New research shows that a fork fern species, called Tmesipteris oblanceolata, has a genome that is 7% larger than that of the previous record-holder, the Japanese flowering plant Paris japonica, and more than 50 times the size of the human genome.


Facts for Prelims

About Tmesipteris oblanceolate:

Habitat and Distribution:

  • A rare species of fern growing primarily on the ground or atop fallen tree trunks.
  • Found on the island nation of New Caledonia (an overseas French territory in the Southwest Pacific) and neighboring islands such as Vanuatu.

Physical Characteristics:

  • A small plant, typically 10-15 centimeters (4-6 inches) in height.

Genomic Significance:

  • Holds a record-breaking genome size of 160.45 billion base pairs (Gbp).
  • This is 11 billion more than the previous record holder, the Japanese flowering plant Paris japonica, and 50 times more than the human genome.
  • If stretched out, the DNA in each cell of this fern would extend nearly 350 feet (106 meters), while the human genome would extend only about 6-1/2 feet (2 meters).

Evolutionary Background:

  • Tmesipteris is a small genus of ferns whose ancestors evolved about 350 million years ago, well before dinosaurs set foot on Earth.

Habitat Characteristics:

  • Distinguished by its mainly epiphytic habit, meaning it grows mainly on the trunks and branches of trees.
  • Has a restricted distribution in Oceania and several Pacific Islands.
What are Ferns?

General Characteristics:

  • Plants that do not have flowers.
  • Have roots, stems, and leaves similar to flowering plants.

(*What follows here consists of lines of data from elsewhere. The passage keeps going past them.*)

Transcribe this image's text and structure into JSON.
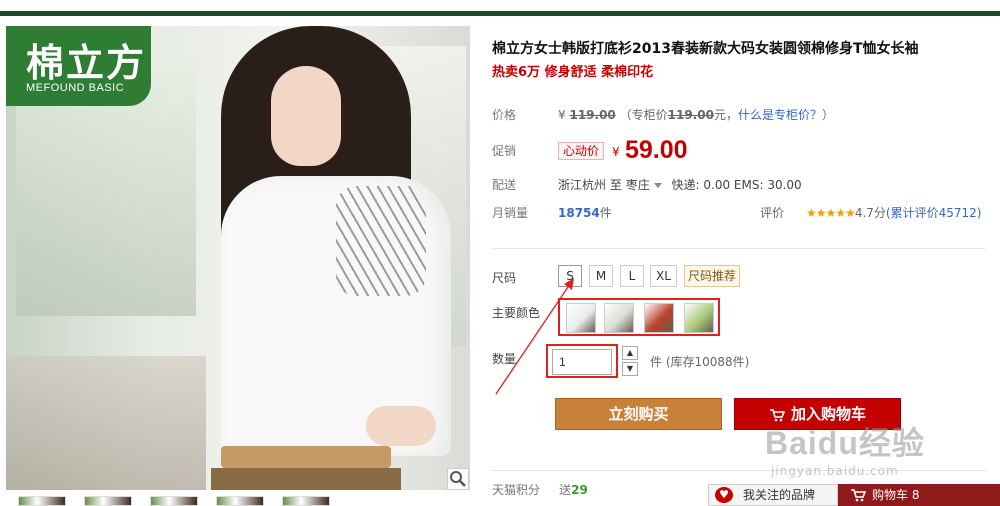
{
  "brand": {
    "name_cn": "棉立方",
    "name_en": "MEFOUND BASIC"
  },
  "product": {
    "title": "棉立方女士韩版打底衫2013春装新款大码女装圆领棉修身T恤女长袖",
    "subtitle": "热卖6万 修身舒适 柔棉印花"
  },
  "price": {
    "label": "价格",
    "currency": "¥",
    "original": "119.00",
    "counter_prefix": "（专柜价",
    "counter_value": "119.00",
    "counter_suffix": "元，",
    "counter_link": "什么是专柜价？",
    "close_paren": "）"
  },
  "promo": {
    "label": "促销",
    "tag": "心动价",
    "currency": "¥",
    "price": "59.00"
  },
  "shipping": {
    "label": "配送",
    "from": "浙江杭州",
    "to_word": "至",
    "dest": "枣庄",
    "fees": "快递: 0.00 EMS: 30.00"
  },
  "sales": {
    "label": "月销量",
    "count": "18754",
    "unit": "件",
    "rating_label": "评价",
    "stars": "★★★★★",
    "score": "4.7分",
    "reviews_link": "(累计评价45712)"
  },
  "size": {
    "label": "尺码",
    "options": [
      "S",
      "M",
      "L",
      "XL"
    ],
    "selected": "S",
    "recommend": "尺码推荐"
  },
  "color": {
    "label": "主要颜色",
    "swatch_colors": [
      "#e9ecef",
      "#d8dcd3",
      "#b8432d",
      "#a9c97a"
    ]
  },
  "quantity": {
    "label": "数量",
    "value": "1",
    "stock": "件 (库存10088件)",
    "up": "▲",
    "down": "▼"
  },
  "actions": {
    "buy": "立刻购买",
    "cart": "加入购物车"
  },
  "points": {
    "label": "天猫积分",
    "prefix": "送",
    "value": "29"
  },
  "bottom_bar": {
    "follow": "我关注的品牌",
    "cart": "购物车 8"
  },
  "watermark": {
    "main": "Baidu经验",
    "url": "jingyan.baidu.com"
  }
}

  • Unlike flowering plants, ferns do not have flowers or seeds.
  • They usually reproduce sexually by tiny spores or can sometimes reproduce vegetatively.

-Source: The Hindu

June 2024